This morning, the Constitutional Court of Hungary published its decision on a motion (No. X / 01514/2017) requesting the Court’s opinion on the compatibility of the Agreement on a Unified Patent Court (UPCA) with the Hungarian Constitution, and on the appropriate mechanism for its ratification. As reported here, the motion had been filed on 18 July 2017 by the Hungarian Minister of Justice, acting on behalf of the government. The Constitutional Court has concluded that, as matters stand, none of the mechanisms provided in the Constitution would be appropriate to ratify the UPCA. This means that an amendment of the Constitution would be required before Hungary may proceed to ratify the Agreement.
The Court had first been asked to consider whether ratification of the UPCA could be operated under the mechanism for the transfer of sovereignty in Article E, paragraphs (2) and (4) of the Constitution. This provision allows Hungary to participate as a Member State of the EU, and to enter international agreements with other Member States, in order to exercise some of its constitutional competences jointly with other Member States through the institutions of the EU, subject to ratification of such an agreement by two thirds of the parliament. The Court noted that Article E could only be used to ratify an international agreement finding its legal basis in the EU founding treaties and, relying on the CJEU’s decision in the second Spanish challenge (C-146/13), reached the conclusion that this was not the case. This left Article Q of the Constitution, the general provision allowing Hungary to enter international agreements, as the only mechanism available to ratify the Agreement; however the Court found that this could not be used either as the UPCA was incompatible with the current constitutional regime. The Court noted that the UPCA was concerned with the implementation of an international forum supplementing the domestic court structure, and excluding from the jurisdiction of the national courts the resolution of certain private disputes. According to the Court, this amendment to the Hungarian judicial framework amounted to a delegation of judicial powers, including the right to judicial review, that in Hungary are constitutionally protected.
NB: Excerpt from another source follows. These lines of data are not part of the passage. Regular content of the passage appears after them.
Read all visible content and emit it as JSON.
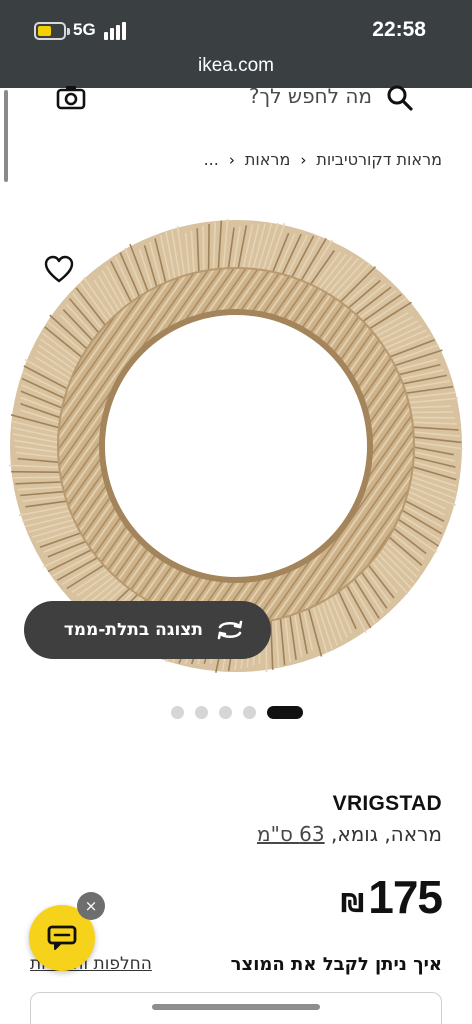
{
  "status_bar": {
    "network": "5G",
    "time": "22:58",
    "battery_level": 0.55,
    "url": "ikea.com"
  },
  "search": {
    "placeholder": "מה לחפש לך?"
  },
  "breadcrumb": {
    "items": [
      "...",
      "מראות",
      "מראות דקורטיביות"
    ]
  },
  "product_image": {
    "view_3d_label": "תצוגה בתלת-ממד",
    "dots_total": 5,
    "active_dot": 5
  },
  "product": {
    "name": "VRIGSTAD",
    "description": "מראה, גומא,",
    "size": "63 ס\"מ",
    "price_amount": "175",
    "currency": "₪"
  },
  "delivery": {
    "title": "איך ניתן לקבל את המוצר",
    "returns_link": "החלפות והחזרות"
  },
  "chat": {
    "close_symbol": "×"
  },
  "colors": {
    "status_bar": "#3a3f42",
    "chat_button": "#f7d21b",
    "battery": "#f5d000",
    "button_dark": "#3f3f3f"
  },
  "icons": [
    "search-icon",
    "camera-icon",
    "heart-icon",
    "rotate-3d-icon",
    "chat-icon",
    "close-icon",
    "chevron-left-icon"
  ]
}
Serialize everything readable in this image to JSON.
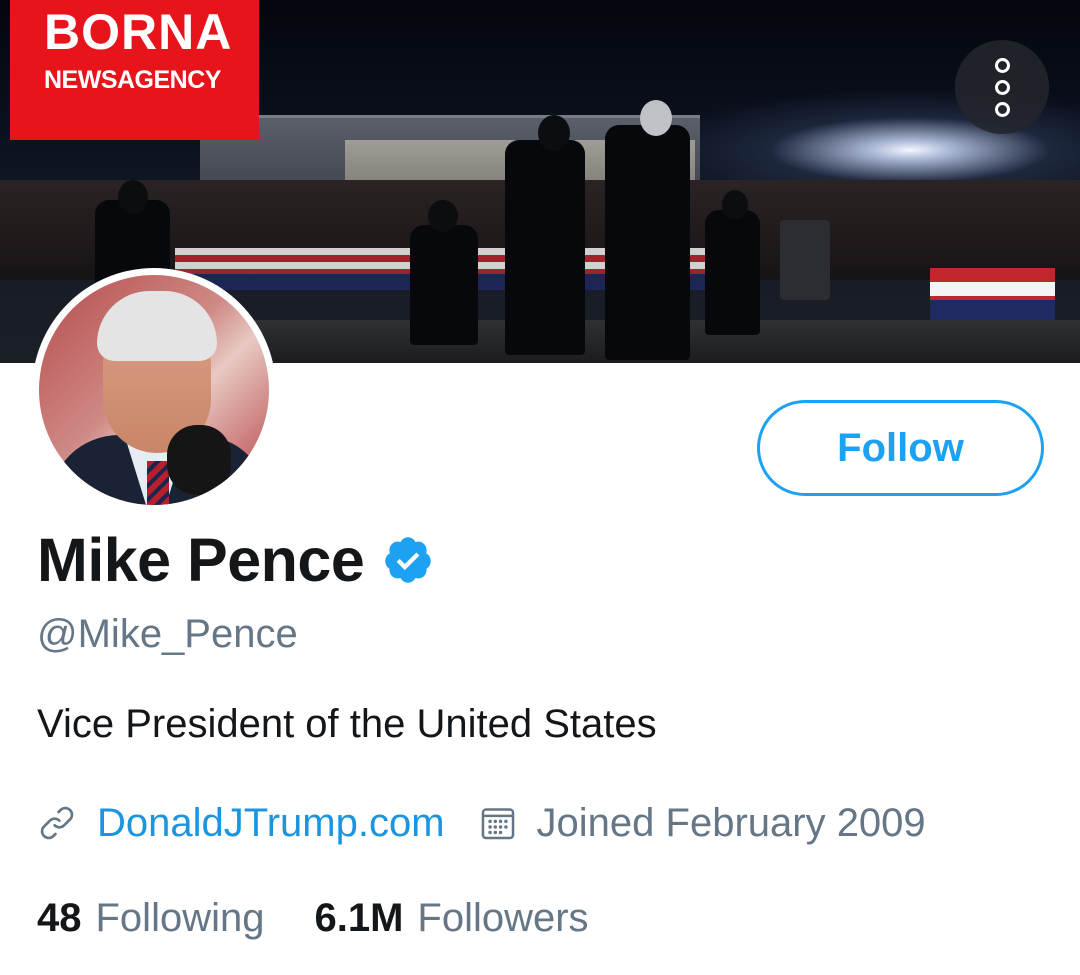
{
  "banner": {
    "logo_line1": "BORNA",
    "logo_line2": "NEWSAGENCY",
    "more_icon": "more-vertical-icon"
  },
  "profile": {
    "name": "Mike Pence",
    "verified_icon": "verified-badge-icon",
    "handle": "@Mike_Pence",
    "bio": "Vice President of the United States",
    "website": "DonaldJTrump.com",
    "website_icon": "link-icon",
    "joined": "Joined February 2009",
    "joined_icon": "calendar-icon"
  },
  "actions": {
    "follow_label": "Follow"
  },
  "stats": [
    {
      "value": "48",
      "label": "Following"
    },
    {
      "value": "6.1M",
      "label": "Followers"
    }
  ],
  "colors": {
    "accent": "#1da1f2",
    "link": "#1b95e0",
    "secondary_text": "#657786",
    "primary_text": "#14171a",
    "logo_red": "#e8141b"
  }
}
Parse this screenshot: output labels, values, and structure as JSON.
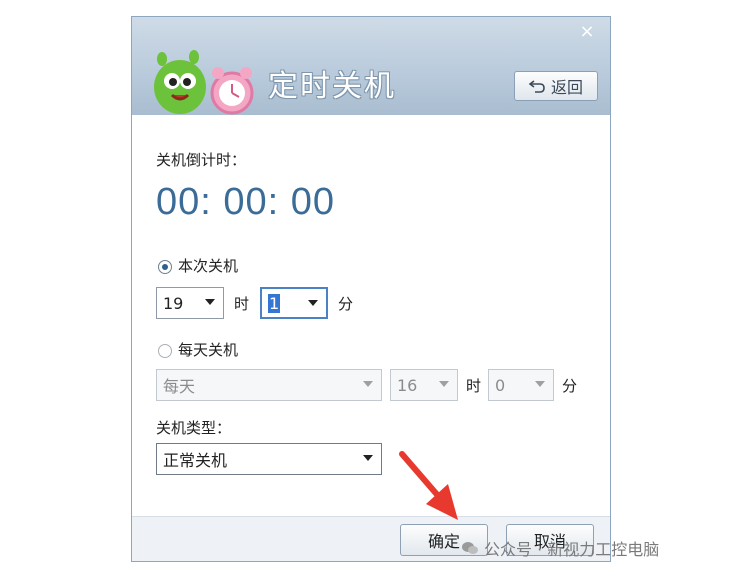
{
  "window": {
    "title": "定时关机",
    "close_glyph": "×",
    "back_label": "返回",
    "back_icon": "return-arrow-icon"
  },
  "countdown": {
    "label": "关机倒计时：",
    "value": "00: 00: 00"
  },
  "once": {
    "label": "本次关机",
    "selected": true,
    "hour": "19",
    "hour_unit": "时",
    "minute": "1",
    "minute_unit": "分"
  },
  "daily": {
    "label": "每天关机",
    "selected": false,
    "day": "每天",
    "hour": "16",
    "hour_unit": "时",
    "minute": "0",
    "minute_unit": "分"
  },
  "type": {
    "label": "关机类型：",
    "value": "正常关机"
  },
  "footer": {
    "ok_label": "确定",
    "cancel_label": "取消"
  },
  "watermark": {
    "text": "公众号 · 新视力工控电脑"
  },
  "colors": {
    "timer": "#3a6c97",
    "header": "#b8cadb",
    "arrow": "#e8392f",
    "mascot": "#6cc23a"
  }
}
It follows from the Constitutional Court’s decision that Hungary’s ratification of the UPCA will not be possible without an amendment to the Constitution that would allow it. It must be noted that Constitutional amendments are not as rare in Hungary as they are in other jurisdictions, and in fact the current Constitution has already been amended seven times since it came into effect in 2012. In any event, it is to be presumed that this decision will delay Hungary’s participation in the unitary patent and UPC project.